[WORK INSTRUCTIONS]:
Count how many lines below contain the word "kuang", then give that number alone.

[DATA RECORDS]:

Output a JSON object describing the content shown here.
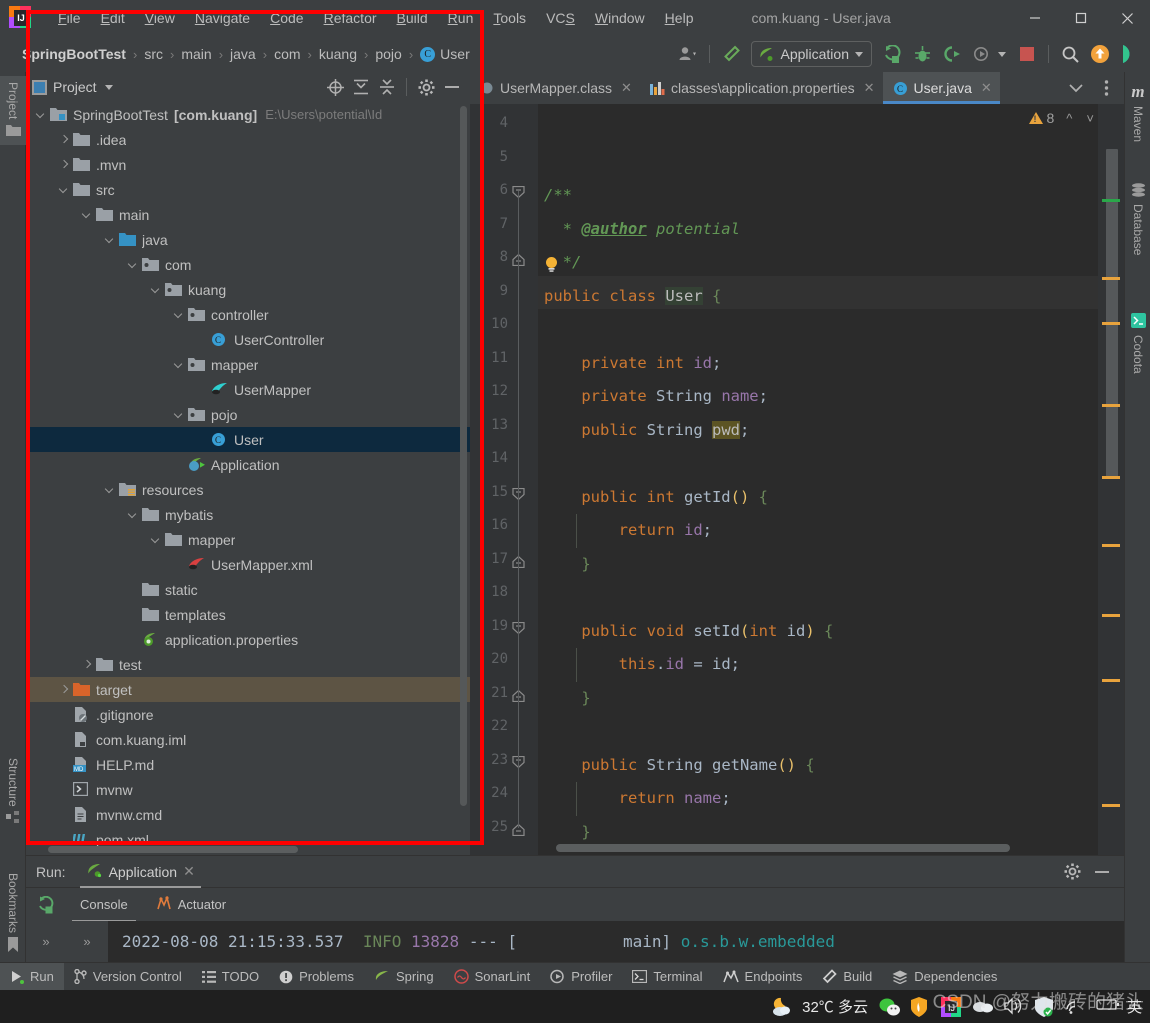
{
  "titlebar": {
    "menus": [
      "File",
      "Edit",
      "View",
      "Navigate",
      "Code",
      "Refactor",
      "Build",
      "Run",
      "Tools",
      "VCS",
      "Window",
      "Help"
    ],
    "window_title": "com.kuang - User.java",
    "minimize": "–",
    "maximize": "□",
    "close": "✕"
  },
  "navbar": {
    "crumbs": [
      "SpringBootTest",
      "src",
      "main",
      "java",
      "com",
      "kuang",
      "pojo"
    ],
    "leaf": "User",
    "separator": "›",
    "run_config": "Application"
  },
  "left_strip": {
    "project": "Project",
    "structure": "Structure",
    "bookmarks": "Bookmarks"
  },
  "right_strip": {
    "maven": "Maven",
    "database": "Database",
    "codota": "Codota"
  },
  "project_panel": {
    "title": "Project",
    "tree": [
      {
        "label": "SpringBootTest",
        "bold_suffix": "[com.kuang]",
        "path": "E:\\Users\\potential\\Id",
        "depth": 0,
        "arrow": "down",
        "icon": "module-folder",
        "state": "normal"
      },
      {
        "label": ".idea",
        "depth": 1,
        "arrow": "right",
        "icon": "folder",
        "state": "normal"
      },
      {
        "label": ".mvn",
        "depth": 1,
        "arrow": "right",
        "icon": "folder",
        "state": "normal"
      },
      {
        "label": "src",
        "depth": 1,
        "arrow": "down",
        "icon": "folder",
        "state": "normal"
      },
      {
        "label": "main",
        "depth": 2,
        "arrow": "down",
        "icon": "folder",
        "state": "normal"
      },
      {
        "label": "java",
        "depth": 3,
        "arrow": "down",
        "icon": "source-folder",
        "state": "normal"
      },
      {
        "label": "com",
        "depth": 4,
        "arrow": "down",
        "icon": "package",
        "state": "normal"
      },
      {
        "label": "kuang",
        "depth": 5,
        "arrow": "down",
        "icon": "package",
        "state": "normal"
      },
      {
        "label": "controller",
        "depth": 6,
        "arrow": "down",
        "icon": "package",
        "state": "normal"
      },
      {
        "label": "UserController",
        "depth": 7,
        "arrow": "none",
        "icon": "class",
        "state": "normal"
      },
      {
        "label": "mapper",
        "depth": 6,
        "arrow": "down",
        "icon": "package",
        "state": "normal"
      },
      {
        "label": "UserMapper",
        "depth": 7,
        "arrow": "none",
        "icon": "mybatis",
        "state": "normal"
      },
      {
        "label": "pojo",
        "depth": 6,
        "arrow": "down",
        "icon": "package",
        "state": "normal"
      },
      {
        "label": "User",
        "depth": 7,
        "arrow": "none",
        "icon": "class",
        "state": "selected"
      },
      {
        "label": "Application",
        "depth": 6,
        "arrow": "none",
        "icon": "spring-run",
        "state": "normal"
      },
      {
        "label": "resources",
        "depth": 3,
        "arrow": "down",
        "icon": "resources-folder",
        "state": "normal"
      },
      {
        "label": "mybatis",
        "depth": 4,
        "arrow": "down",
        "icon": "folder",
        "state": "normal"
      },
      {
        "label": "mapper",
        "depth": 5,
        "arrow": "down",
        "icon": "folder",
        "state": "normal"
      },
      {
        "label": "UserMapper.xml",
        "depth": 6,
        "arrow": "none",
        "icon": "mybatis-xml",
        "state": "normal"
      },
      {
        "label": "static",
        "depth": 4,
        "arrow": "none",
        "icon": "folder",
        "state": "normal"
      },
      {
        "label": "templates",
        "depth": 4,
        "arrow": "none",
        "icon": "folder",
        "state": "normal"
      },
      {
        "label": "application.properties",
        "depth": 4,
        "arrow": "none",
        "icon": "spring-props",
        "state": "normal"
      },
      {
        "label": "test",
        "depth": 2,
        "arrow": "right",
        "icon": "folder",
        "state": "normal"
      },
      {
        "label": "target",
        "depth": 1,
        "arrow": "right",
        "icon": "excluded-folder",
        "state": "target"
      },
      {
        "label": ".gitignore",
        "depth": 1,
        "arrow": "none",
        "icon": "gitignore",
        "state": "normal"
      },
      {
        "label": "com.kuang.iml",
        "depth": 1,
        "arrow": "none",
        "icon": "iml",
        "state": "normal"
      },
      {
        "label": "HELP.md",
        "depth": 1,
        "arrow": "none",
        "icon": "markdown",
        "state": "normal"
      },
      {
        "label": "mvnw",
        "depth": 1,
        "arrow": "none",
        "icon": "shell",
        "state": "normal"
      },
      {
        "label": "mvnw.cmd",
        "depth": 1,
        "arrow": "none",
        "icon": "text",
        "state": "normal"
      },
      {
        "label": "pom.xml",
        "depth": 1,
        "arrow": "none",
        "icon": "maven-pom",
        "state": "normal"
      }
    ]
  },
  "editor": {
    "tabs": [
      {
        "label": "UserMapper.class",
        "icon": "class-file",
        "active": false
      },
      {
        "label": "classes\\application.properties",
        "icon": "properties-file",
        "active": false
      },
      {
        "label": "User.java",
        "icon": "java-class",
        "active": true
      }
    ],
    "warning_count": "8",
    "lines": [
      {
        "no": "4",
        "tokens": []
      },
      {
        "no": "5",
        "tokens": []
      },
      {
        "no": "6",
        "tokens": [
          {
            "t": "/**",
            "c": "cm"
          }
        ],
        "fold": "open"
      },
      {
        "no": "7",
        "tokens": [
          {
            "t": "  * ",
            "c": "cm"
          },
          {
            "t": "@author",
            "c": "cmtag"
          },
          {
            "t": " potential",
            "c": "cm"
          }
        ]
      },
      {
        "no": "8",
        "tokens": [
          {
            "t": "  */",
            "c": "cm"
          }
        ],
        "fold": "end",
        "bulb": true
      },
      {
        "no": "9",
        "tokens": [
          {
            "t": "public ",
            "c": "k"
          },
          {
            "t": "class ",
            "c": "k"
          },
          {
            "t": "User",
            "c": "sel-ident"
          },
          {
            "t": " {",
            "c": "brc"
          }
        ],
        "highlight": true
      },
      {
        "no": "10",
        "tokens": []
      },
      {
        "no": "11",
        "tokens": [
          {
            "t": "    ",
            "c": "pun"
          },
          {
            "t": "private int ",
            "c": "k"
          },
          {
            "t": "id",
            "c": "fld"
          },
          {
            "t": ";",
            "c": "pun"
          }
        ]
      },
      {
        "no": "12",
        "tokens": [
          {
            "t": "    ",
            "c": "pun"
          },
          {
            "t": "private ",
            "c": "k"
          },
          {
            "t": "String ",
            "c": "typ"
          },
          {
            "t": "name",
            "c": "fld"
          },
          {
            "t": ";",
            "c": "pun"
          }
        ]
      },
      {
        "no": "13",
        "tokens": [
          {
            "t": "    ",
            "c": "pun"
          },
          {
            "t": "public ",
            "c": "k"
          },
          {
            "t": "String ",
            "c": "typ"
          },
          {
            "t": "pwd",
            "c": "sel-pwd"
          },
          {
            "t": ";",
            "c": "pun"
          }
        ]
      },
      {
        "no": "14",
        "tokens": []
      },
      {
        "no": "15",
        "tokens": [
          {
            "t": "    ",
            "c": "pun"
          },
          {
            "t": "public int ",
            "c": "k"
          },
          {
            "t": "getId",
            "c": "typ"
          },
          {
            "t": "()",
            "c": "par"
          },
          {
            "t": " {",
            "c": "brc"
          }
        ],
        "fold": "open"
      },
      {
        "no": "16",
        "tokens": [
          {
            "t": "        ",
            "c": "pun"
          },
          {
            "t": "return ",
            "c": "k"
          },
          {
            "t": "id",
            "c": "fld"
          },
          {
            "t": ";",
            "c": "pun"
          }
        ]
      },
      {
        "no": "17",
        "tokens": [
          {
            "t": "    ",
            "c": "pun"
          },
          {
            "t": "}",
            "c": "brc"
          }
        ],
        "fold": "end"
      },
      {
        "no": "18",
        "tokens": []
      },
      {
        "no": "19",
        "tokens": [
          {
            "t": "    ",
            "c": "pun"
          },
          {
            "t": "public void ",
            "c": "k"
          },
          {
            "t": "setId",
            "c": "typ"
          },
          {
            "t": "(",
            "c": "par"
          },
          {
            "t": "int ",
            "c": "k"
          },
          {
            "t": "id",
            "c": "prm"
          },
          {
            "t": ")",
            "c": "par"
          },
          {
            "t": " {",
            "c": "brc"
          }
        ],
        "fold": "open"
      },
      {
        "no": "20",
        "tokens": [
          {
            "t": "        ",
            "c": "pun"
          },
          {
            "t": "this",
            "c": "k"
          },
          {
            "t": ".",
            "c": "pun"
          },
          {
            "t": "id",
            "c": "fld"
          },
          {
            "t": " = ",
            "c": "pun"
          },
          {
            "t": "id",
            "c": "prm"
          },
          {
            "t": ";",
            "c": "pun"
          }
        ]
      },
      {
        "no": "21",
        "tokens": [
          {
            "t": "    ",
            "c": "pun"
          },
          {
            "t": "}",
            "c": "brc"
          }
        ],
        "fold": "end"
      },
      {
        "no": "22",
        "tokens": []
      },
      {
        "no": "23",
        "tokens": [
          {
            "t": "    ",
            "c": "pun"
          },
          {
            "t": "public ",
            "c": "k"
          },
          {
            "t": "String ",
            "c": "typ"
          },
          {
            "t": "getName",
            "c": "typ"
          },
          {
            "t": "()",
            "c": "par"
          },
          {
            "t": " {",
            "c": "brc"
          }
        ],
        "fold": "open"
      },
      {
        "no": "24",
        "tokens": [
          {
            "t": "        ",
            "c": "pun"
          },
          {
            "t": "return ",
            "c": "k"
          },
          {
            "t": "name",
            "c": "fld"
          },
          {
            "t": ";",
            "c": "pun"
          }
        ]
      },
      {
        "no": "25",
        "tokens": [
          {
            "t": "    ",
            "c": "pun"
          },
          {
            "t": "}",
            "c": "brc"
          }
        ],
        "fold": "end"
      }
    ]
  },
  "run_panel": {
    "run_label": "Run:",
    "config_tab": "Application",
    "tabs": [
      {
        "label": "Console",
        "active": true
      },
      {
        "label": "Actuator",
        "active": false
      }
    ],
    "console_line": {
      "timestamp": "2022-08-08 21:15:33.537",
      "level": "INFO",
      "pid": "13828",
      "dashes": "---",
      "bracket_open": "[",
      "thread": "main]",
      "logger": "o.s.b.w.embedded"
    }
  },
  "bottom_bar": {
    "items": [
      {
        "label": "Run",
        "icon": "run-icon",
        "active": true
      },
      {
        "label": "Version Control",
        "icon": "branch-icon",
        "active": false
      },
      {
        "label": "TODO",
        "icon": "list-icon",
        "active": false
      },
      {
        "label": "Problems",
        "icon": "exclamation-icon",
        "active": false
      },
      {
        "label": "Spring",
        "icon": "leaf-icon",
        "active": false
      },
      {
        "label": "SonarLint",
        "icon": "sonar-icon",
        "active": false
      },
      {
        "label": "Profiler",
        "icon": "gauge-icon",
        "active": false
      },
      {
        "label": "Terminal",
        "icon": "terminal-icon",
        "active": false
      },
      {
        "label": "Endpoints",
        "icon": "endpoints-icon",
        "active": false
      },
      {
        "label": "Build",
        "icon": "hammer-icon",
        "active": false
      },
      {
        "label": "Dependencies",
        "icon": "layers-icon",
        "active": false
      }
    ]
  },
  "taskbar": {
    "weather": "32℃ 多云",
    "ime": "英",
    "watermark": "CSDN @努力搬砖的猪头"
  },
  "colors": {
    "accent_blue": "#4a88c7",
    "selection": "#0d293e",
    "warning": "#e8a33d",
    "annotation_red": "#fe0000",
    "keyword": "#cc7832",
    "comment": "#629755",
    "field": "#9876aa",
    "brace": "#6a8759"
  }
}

[TASK RESULT]:
5